Acharya Shri

Image of a Digambara Acharya
Born783 AD
Died838 AD
Religious career
Initiationby Virasena


Acharya Jinasena belonged to the Panchastupanvaya and was a disciple of Virasena.[2]Rastrakuta king Amoghavarsha was his disciple.[3]


He wrote the encyclopedic Adipurana.[3] Mahapurana includes Ādi purāṇa[4] and Uttarapurana, the project was completed by his pupil Gunabhadra.[5]

Mahapurana is the source of the famous quote, used by Carl Sagan and many others:[6][7]

Some foolish men declare that Creator made the world. The doctrine that the world was created is ill-advised, and should be rejected. If god created the world, where was he before creation? If you say he was transcendent then, and needed no support, where is he now?

No single being had the skill to make the world - for how can an immaterial god create that which is material? How could god have made the world without any raw material? If you say he made this first, and then the world, you are face with an endless regression. If you declare that the raw material arose naturally you fall into another fallacy, for the whole universe might thus have been its own creator, and have risen equally naturally.
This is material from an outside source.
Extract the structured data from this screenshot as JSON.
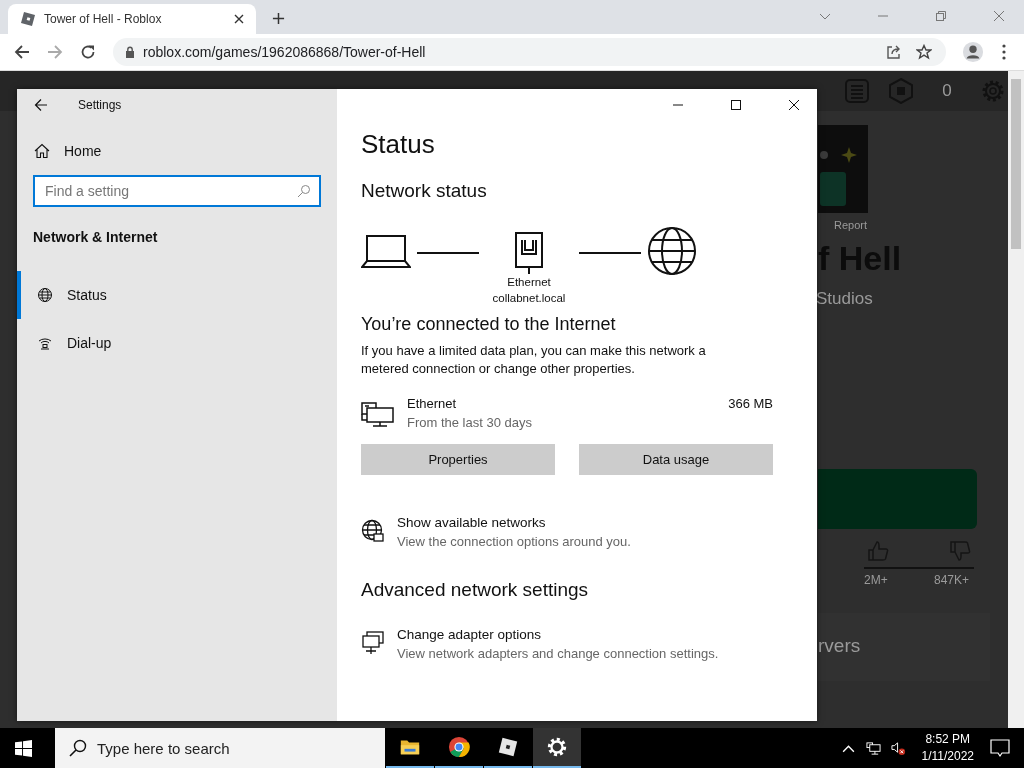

If god created the world by an act of will, without any raw material, then it is just his will made nothing else and who will believe this silly stuff?
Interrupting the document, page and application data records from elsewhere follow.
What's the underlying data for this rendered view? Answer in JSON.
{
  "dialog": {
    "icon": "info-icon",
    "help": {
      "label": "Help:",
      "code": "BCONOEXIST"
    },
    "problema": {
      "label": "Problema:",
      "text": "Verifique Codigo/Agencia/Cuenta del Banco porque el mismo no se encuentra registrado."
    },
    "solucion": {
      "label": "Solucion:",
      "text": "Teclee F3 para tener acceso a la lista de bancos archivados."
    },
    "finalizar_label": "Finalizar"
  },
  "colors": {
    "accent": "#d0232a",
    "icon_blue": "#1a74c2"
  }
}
If he is ever perfect, and complete, how could the will to create have arisen in him? If, on the other hand, he is not perfect, he could no more create the universe than a potter could. If he is formless, actionless, and all-embracing, how could he have created the world? Such a soul, devoid of all modality, would have no desire to create anything. If you say that he created to no purpose, because it was his nature to do so then god is pointless.
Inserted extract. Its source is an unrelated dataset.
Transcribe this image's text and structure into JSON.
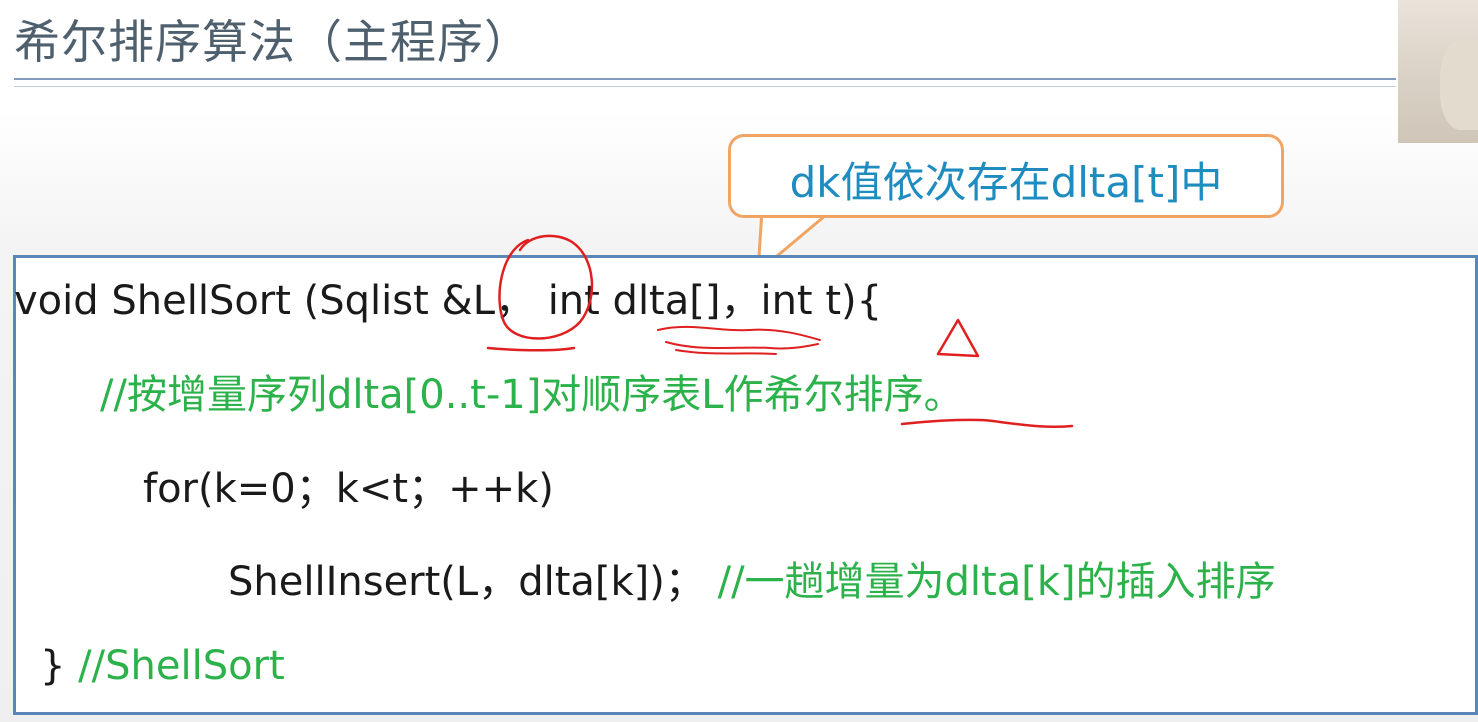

If he created in some kind of sport, it was the sport of a foolish child, leading to trouble. If he created out of love for living things and need of them he made the world; why did he not make creation wholly blissful, free from misfortune? Thus the doctrine that the world was created by god makes no sense at all.

[from Barbara Sproul, Primal Myths (San Francisco; Harper Row, 1979].

See alsoEdit



  1. ^ Jinasena, Acharya; Jain (Sahityacharya), Dr. Pannalal (2008) [783 AD], Harivamsapurana [Harivamsapurana], Bhartiya Jnanpith (18, Institutional Area, Lodhi Road, New Delhi - 110003), ISBN 978-81-263-1548-2
  2. ^ Jain Dharma ka_Maulik Itihas_Part 3, Ed. Gajsingh Rathod, 2000, jain Itishas Samiti, p. 652-656
  3. ^ a b Narasimhacharya 1988, p. 2.
  4. ^ Granoff 1993, p. 208.
  5. ^ Voices of Unbelief: Documents from Atheists and Agnostics, Dale McGowan, ABC-CLIO, 2012, p. 23
  6. ^ Sources of Indian Tradition, Ainslie T. Embree, Columbia University Press, 1958, p. 77
  7. ^ "The Edge of Forever," of "Cosmos," by Carl Sagan, epigraph to chapter 10, 1980, p. 140


External linksEdit